It sounds like your plum may have Brown Rot. The Brown Rot fungi affects almost all top fruits, particularly apples, pears, plums, peaches and nectarines. The fungi Sclerotinia fructigen (on apples) and Sclerotinia laxa (on other host plants) gains entry through injured skin. This initial injury can be caused by pecking birds, cracking due to frost or irregular growth and scab infections. The fungus can spread to adjacent healthy fruit by direct contact, or by insects, birds or rain splash that has come in to contact with the source of infection. Fruit can also contract the disease in storage. DAMAGE Brown Rot occurs as brown decaying patches (which later bear white concentric rings of spores) on ripening fruits. Infected fruits usually drop off, but sometimes remain attached to the tree and become mummified. CONTROL There are no chemicals available to control this disease. However, preventative measures can be taken. All overwintering sources of infection should be removed and destroyed by the early spring. Fallen fruits, mummified fruits and the short section of the spur to which the fruit was attached should be removed and burned immediately. From May onwards the crop should be examined at regular intervals and any infected fruits should be destroyed. Avoid or minimise possible causes of injury to fruits by taking appropriate measures of pest control. Codling Moth is one of the major factors causing injury. The fungus gains easy entry into fruits through bird pecks and wasp bites. Netting will keep birds of the fruit and jam jars hung from trees can be used to trap wasps. Smear a small amount of jam inside the jar and fill it with soapy water. The fungus may also enter the fruit at the site of scab infection so control measures should be implemented against this disease. Fruit thinning will also reduce the spread of Brown Rot from one fruit to the other by contact. Fruit that is put in to storage should be unblemished and checked at regular intervals.
Can I grow a Plum in a large pot ? Can I grow a plum in a large pot - and if so what variety is best?
Most plum trees are grafted, and what rootstock they are grafted onto will determine their eventual height and spread.
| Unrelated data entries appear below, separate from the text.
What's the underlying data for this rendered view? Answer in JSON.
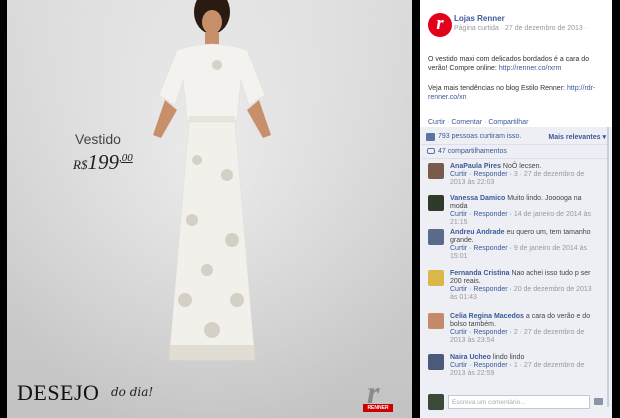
{
  "photo": {
    "caption_product": "Vestido",
    "caption_currency": "R$",
    "caption_price": "199",
    "caption_cents": ",00",
    "brand_main": "DESEJO",
    "brand_script": "do dia!",
    "logo_badge": "RENNER"
  },
  "post": {
    "page_name": "Lojas Renner",
    "page_meta": "Página curtida · 27 de dezembro de 2013 ·",
    "text": "O vestido maxi com delicados bordados é a cara do verão! Compre online:",
    "text_link": "http://renner.co/rxrm",
    "text2": "Veja mais tendências no blog Estilo Renner:",
    "text2_link": "http://rdr-renner.co/xn",
    "actions": [
      "Curtir",
      "Comentar",
      "Compartilhar"
    ]
  },
  "engagement": {
    "likes": "793 pessoas curtiram isso.",
    "relevance": "Mais relevantes ▾",
    "shares": "47 compartilhamentos"
  },
  "comments": [
    {
      "author": "AnaPaula Pires",
      "text": "NoÔ lecsen.",
      "meta_actions": "Curtir · Responder ·",
      "meta_tail": "3 · 27 de dezembro de 2013 às 22:03",
      "avatar_color": "#7a5a4a"
    },
    {
      "author": "Vanessa Damico",
      "text": "Muito lindo. Jooooga na moda",
      "meta_actions": "Curtir · Responder ·",
      "meta_tail": "14 de janeiro de 2014 às 21:15",
      "avatar_color": "#2f3b2a"
    },
    {
      "author": "Andreu Andrade",
      "text": "eu quero um, tem tamanho grande.",
      "meta_actions": "Curtir · Responder ·",
      "meta_tail": "9 de janeiro de 2014 às 15:01",
      "avatar_color": "#5a6a8a"
    },
    {
      "author": "Fernanda Cristina",
      "text": "Nao achei isso tudo p ser 200 reais.",
      "meta_actions": "Curtir · Responder ·",
      "meta_tail": "20 de dezembro de 2013 às 01:43",
      "avatar_color": "#d8b84a"
    },
    {
      "author": "Celia Regina Macedos",
      "text": "a cara do verão e do bolso também.",
      "meta_actions": "Curtir · Responder ·",
      "meta_tail": "2 · 27 de dezembro de 2013 às 23:54",
      "avatar_color": "#c48a6a"
    },
    {
      "author": "Naira Ucheo",
      "text": "lindo lindo",
      "meta_actions": "Curtir · Responder ·",
      "meta_tail": "1 · 27 de dezembro de 2013 às 22:59",
      "avatar_color": "#4a5a7a"
    }
  ],
  "composer": {
    "placeholder": "Escreva um comentário..."
  }
}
As the name suggests, plum trees grafted onto Pixie rootstock will produce a dwarfing tree, with an eventual height and spread of just 3 x 3m, so these are the best options for pots. These tend to do very well in large pots, provided they are kept well fed and watered.
This plant is deciduous so it will lose all its leaves in autumn, then fresh new foliage appears again each spring.
- Position: full sun
- Soil: will tolerate most soils, except very chalky or badly drained
- Rate of growth: slow growing
- Ultimate size on VVA1 rootstock: 3 x 3m (10x10ft)
- Ultimate size on St Julien rootstock: 4 x 4m (13x13ft)
- Flowering period: April to May
- Flower colour: white
- Other features: top quality culinary or dessert plum (late September)
- Hardiness: fully hardy
An upright, vigorous tree which produces large, sweet purple plums late in the season. It is a popular variety that has cup-shaped white flowers later than most, reducing the risk of the blossom being killed by late frosts. The versatile fruit can either be eaten fresh or used for cooking, and is fairly juicy with yellow flesh. It is a self-fertile tree that is wonderful plum for a small garden.
Garden care: When planting incorporate lots of well-rotted garden compost in the planting hole and stake firmly.
Stone fruits like the plums should be pruned in the summer because they are prone to a disease called Silver Leaf which enters through cuts. If you prune in late summer, the sap is slowing but is still running fast enoughenough to seal up any wounds. Check and remove any damaged, diseased or broken branches.